One literary quote that stays with me, not quite haunting. I believe it was in V where Pynchon is describing one of his characters (don’t even remember which one) and explains that this man straddles two worlds. A lawyer and writer. He gives a couple of examples, none of which ever really resonated. I clearly don’t remember the quote verbatim but somehow the idea really stuck with me. Straddling both worlds and never knowing the best of either. That is the line that I am sure he wrote. Scary thought.
I feel myself pulled in opposite directions. Not entirely distinct. Not entirely mutually exclusive. But as a frame of mind, perhaps.
I don’t even know how to adequately express the two sides. I suppose, for lack of a better description, the transcendent on one hand and the quotidian (what an apt word) on the other. The former takes hold of my mind, and I feel that I am floating up and out of this world. I equate the feeling with that of drinking a lot of champagne, but not too much. Its entirely unfamiliar and I feel wholly inadequate and out of place. I’m enlightened but feel I don’t belong. The latter traps me but I rarely notice. I feel capable, in control, peaceful.

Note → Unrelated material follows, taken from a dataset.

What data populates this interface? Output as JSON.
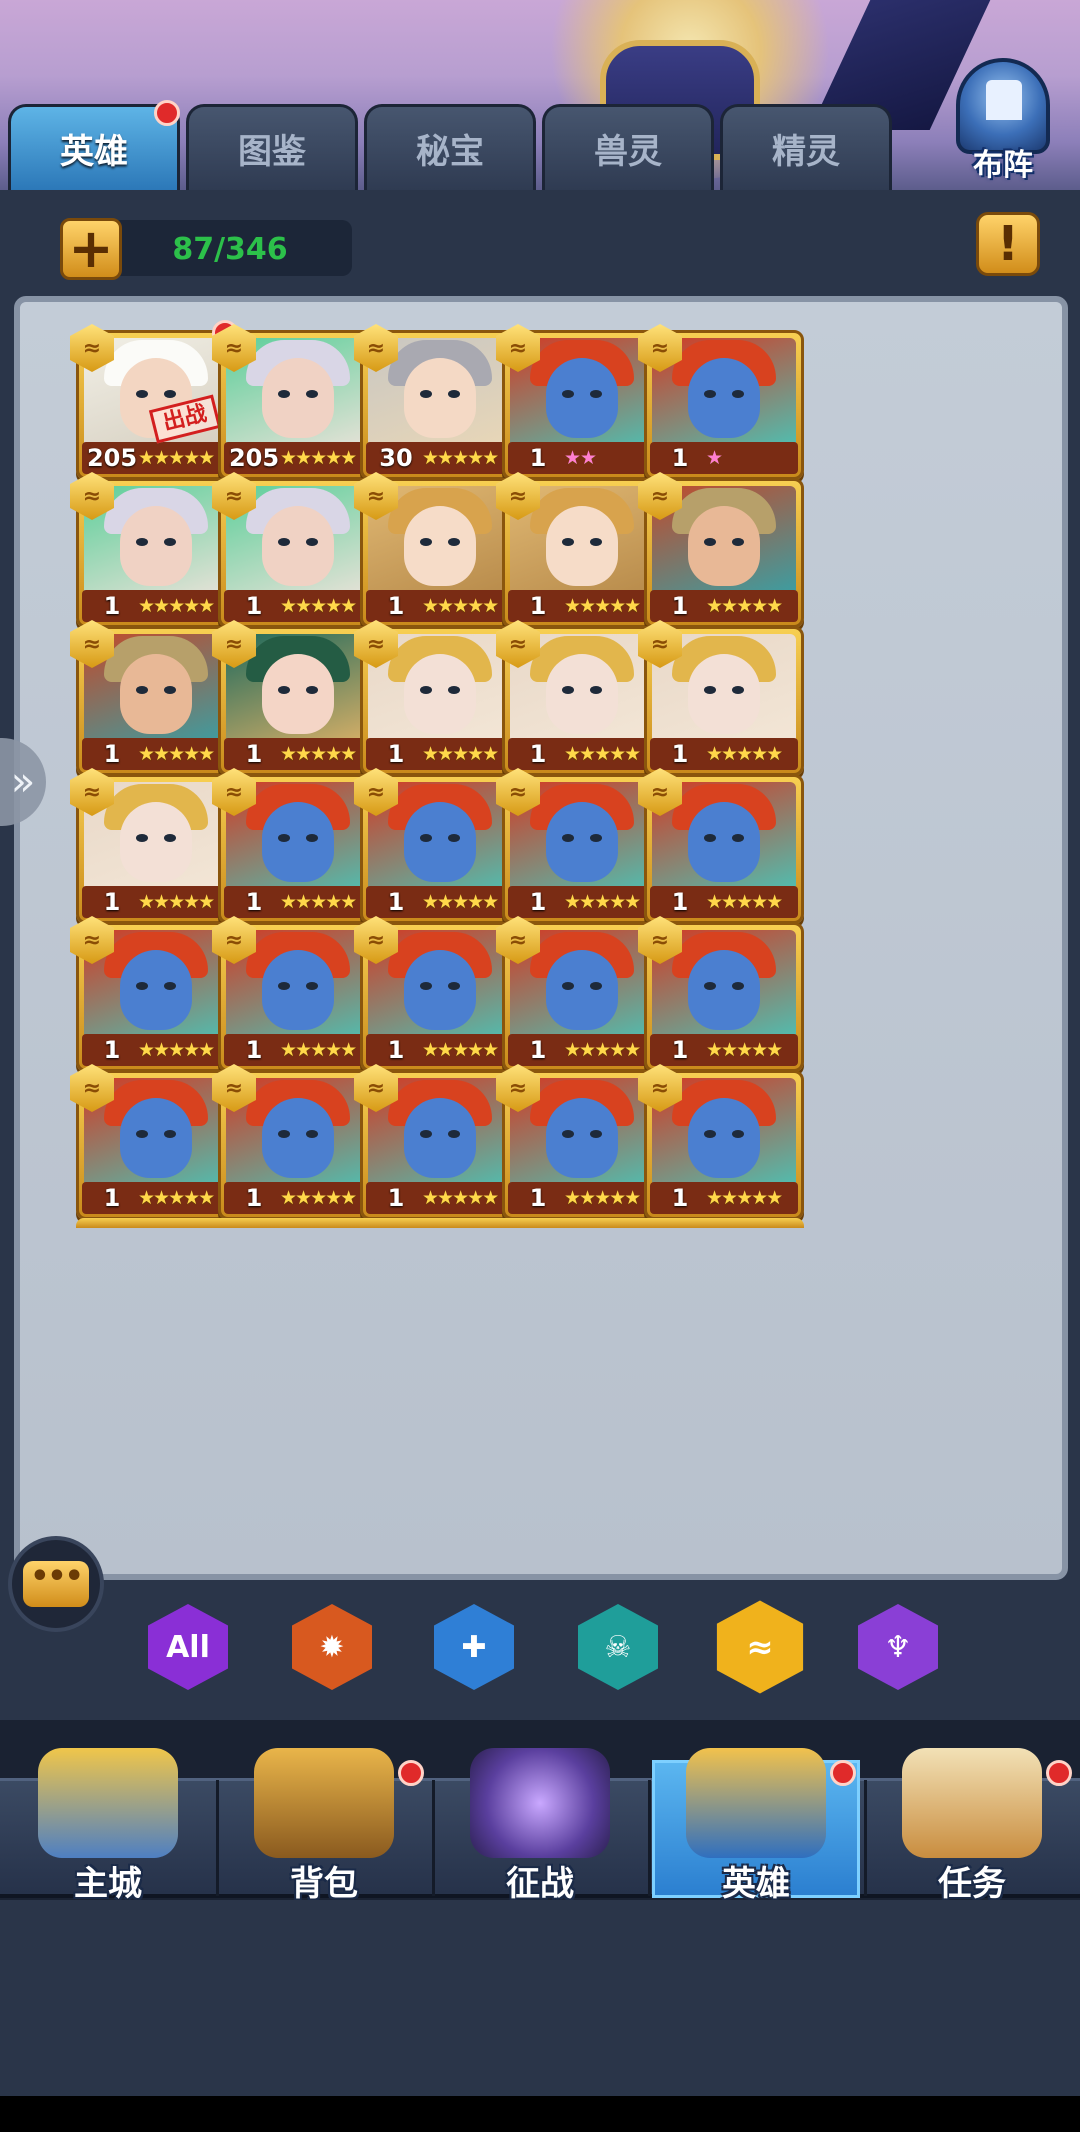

The dichotomy permeates various areas of my being. Most when contemplating a career, my future, myself in the future. Do I want to accept parameters and do something wonderful within them? Or rid myself of preconceived ideas of a responsible future? Anyway, no answers here. If anything I want to express the complex nature of the paradigm. Its often represented far too simply.
— Douglas Adams
An interview with New Yorker writer Elizabeth Kolbert about her new book, “The Sixth Extinction.”